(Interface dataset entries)
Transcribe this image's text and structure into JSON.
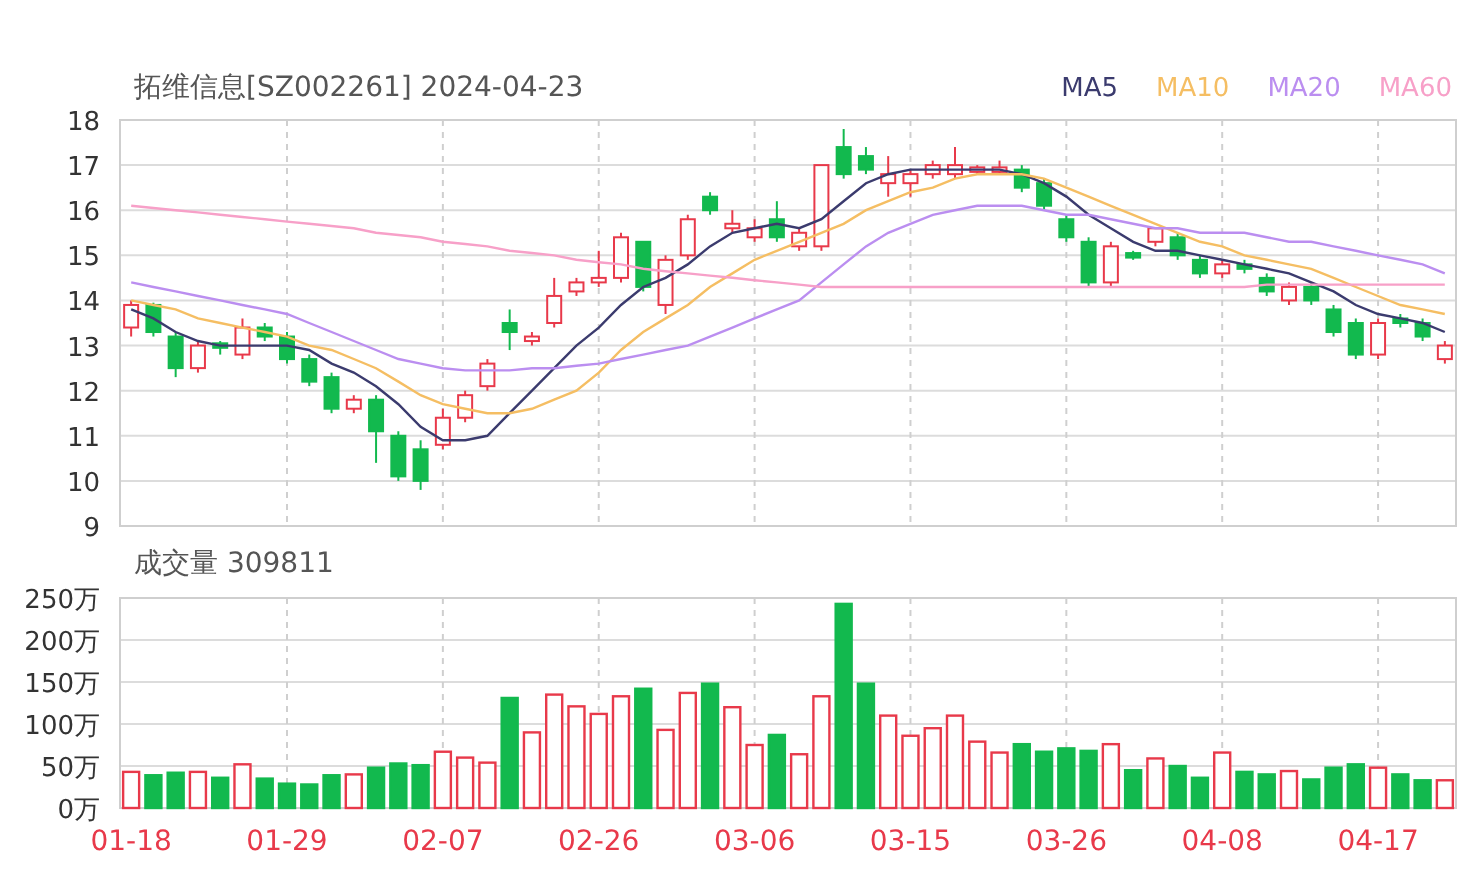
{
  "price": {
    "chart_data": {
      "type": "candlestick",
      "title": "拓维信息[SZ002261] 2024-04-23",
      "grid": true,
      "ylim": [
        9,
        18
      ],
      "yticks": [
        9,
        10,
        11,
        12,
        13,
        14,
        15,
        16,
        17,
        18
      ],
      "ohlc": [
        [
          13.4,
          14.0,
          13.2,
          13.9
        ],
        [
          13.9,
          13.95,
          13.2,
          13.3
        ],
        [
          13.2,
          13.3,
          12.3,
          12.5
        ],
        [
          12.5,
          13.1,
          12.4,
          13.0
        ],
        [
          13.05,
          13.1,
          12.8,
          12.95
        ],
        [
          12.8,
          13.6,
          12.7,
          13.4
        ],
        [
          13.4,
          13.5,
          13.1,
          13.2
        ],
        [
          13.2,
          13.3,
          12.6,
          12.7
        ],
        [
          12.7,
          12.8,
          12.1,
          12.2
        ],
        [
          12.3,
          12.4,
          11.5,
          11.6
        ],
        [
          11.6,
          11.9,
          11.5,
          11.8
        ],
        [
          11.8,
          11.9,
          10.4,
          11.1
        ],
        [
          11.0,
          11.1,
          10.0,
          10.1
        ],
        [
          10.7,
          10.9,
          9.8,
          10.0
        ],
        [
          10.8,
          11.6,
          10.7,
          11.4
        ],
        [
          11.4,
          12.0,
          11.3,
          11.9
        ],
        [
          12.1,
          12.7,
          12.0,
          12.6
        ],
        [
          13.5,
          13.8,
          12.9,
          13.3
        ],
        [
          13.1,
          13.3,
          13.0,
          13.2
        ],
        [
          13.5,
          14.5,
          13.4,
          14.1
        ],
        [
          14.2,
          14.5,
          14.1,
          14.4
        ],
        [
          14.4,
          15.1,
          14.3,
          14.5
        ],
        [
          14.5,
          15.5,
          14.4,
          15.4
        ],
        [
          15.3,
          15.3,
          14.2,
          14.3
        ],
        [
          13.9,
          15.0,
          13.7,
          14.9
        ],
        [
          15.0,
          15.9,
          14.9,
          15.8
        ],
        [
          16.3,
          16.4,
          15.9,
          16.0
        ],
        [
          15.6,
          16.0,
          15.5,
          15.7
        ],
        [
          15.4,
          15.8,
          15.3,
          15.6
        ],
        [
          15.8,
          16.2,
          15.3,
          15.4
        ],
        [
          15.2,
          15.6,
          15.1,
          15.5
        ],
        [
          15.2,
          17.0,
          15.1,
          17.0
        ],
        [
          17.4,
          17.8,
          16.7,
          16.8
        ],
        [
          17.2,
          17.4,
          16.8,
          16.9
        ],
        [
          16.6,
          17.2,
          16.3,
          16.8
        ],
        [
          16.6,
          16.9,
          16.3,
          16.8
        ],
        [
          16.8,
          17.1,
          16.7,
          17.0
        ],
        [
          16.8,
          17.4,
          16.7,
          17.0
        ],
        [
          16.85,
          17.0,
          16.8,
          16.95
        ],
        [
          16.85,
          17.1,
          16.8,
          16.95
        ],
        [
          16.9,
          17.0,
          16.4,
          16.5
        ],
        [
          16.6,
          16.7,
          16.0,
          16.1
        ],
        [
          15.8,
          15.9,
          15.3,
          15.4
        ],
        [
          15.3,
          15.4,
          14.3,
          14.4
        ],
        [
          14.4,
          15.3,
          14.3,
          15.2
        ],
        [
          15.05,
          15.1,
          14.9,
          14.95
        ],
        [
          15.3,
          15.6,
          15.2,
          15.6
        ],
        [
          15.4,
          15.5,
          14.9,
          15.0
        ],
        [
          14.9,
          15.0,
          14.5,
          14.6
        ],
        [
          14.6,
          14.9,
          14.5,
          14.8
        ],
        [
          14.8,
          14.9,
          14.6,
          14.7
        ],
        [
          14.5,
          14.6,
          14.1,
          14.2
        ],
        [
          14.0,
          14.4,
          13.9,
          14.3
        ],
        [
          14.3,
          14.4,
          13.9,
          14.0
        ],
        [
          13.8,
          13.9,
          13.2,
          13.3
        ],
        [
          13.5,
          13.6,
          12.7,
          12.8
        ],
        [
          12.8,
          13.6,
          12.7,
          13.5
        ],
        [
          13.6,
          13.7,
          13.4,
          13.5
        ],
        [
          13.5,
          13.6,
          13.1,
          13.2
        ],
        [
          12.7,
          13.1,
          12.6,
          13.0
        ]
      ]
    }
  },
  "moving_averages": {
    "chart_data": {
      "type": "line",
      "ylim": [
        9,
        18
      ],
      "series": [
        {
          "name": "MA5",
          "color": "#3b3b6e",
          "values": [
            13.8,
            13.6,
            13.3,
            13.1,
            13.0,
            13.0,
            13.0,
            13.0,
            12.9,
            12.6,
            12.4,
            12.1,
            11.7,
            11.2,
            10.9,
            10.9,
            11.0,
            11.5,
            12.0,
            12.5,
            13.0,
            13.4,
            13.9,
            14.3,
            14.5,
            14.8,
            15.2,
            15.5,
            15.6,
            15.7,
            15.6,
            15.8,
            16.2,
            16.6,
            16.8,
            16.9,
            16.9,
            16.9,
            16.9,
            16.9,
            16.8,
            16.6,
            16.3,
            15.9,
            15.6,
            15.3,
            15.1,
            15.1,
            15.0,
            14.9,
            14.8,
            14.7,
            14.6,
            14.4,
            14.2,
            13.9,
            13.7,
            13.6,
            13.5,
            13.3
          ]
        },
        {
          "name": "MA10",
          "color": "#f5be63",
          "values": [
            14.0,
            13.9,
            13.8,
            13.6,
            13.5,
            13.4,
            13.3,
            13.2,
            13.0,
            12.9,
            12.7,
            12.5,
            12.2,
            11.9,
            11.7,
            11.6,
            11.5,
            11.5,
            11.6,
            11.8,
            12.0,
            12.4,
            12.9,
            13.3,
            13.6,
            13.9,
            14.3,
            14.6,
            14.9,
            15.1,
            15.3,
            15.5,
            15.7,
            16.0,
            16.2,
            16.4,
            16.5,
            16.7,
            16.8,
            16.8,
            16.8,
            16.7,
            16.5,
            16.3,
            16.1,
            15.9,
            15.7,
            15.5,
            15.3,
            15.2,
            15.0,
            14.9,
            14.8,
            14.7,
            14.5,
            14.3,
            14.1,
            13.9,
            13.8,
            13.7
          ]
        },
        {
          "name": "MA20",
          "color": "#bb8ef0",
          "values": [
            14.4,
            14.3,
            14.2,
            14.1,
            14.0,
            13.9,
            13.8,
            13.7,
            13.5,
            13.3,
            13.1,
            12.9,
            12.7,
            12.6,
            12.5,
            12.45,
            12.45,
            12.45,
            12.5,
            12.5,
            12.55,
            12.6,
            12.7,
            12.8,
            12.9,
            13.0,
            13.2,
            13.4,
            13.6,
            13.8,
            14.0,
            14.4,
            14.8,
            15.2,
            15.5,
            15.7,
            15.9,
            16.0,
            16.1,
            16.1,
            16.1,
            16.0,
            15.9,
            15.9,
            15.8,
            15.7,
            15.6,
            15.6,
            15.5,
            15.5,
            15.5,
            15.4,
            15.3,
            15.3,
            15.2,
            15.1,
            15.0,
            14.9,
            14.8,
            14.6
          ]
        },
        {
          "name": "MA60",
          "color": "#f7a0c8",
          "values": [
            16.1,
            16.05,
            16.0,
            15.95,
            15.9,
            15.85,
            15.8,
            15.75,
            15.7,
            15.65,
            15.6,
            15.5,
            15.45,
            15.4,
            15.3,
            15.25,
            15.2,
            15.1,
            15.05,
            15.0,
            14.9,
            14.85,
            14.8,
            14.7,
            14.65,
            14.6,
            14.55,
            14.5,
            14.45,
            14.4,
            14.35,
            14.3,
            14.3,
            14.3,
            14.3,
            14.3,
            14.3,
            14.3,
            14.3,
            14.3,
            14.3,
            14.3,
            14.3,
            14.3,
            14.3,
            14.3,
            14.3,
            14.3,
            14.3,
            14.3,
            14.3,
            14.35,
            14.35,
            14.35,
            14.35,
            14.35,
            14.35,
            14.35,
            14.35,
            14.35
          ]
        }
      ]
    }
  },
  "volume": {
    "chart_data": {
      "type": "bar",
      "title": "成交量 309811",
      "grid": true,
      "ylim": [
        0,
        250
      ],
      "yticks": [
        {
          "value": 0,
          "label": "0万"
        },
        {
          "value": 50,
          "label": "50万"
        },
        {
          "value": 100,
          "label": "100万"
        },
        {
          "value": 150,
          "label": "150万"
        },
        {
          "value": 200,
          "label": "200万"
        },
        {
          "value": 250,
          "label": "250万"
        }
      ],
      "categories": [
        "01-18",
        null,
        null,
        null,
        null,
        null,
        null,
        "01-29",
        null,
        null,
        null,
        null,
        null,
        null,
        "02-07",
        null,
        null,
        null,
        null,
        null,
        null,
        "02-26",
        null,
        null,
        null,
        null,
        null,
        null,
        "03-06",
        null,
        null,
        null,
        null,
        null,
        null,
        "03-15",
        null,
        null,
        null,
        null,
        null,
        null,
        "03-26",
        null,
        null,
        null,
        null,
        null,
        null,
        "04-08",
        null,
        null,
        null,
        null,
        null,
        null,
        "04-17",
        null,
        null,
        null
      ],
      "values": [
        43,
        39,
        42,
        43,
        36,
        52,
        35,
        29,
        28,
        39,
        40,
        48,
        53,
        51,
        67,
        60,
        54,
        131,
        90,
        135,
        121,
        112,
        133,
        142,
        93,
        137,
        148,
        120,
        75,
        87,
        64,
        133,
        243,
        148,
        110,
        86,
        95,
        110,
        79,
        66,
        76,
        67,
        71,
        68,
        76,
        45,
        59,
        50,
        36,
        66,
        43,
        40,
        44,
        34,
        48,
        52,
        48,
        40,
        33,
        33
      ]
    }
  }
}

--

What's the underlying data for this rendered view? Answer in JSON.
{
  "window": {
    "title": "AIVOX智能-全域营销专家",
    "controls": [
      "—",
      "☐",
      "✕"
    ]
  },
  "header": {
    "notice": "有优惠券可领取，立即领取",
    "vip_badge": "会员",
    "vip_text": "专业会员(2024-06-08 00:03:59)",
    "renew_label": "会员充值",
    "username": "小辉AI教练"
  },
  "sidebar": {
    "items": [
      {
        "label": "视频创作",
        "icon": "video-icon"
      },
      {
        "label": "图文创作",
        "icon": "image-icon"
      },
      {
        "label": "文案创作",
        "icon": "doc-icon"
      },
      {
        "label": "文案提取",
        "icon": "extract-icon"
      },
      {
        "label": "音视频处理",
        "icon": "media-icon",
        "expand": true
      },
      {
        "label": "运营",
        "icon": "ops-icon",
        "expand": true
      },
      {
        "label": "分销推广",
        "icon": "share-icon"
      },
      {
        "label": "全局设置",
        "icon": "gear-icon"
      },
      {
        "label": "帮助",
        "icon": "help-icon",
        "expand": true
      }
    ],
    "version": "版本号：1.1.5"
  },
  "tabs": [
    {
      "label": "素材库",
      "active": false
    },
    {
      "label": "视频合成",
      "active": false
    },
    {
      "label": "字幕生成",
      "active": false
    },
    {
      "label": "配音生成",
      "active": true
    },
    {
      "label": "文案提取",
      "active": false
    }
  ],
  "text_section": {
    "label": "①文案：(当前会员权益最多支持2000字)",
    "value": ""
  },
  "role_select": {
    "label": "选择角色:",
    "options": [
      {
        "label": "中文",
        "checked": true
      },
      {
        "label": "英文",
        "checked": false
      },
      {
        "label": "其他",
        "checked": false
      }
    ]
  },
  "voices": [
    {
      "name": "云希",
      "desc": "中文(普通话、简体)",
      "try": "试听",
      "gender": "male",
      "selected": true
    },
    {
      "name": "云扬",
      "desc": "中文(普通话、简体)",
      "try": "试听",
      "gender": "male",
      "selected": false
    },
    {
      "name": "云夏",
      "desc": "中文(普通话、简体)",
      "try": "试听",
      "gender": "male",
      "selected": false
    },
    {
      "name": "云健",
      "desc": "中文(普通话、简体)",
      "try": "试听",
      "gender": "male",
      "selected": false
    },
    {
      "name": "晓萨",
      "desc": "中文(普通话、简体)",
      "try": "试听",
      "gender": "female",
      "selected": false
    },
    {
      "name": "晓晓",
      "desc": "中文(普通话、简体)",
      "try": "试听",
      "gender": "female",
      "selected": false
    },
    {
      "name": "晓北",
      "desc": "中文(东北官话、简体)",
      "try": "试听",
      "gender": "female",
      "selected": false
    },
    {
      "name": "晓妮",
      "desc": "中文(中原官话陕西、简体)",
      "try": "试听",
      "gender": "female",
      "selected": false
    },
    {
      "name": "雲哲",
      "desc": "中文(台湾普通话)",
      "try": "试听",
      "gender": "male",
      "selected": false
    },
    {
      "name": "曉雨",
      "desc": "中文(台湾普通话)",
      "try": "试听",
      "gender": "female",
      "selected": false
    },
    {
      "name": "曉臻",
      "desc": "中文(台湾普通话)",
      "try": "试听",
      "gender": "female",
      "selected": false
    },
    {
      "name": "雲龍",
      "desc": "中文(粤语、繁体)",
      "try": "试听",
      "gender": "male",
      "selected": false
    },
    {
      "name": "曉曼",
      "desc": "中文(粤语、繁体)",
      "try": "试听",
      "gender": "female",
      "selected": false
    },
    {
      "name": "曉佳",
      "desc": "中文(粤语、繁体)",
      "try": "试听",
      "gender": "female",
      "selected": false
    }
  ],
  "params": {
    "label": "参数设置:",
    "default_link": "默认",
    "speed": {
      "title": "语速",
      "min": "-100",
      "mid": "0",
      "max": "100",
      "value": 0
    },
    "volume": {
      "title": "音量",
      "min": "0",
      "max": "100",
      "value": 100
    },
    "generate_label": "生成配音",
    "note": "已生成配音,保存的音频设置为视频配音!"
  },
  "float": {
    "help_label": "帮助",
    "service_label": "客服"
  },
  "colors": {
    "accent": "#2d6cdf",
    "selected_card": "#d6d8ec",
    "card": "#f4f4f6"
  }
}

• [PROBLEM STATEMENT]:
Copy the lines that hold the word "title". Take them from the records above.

• [EXERCISE RESPONSE]:
      "title": "拓维信息[SZ002261] 2024-04-23",
      "title": "成交量 309811",
    "title": "AIVOX智能-全域营销专家",
      "title": "语速",
      "title": "音量",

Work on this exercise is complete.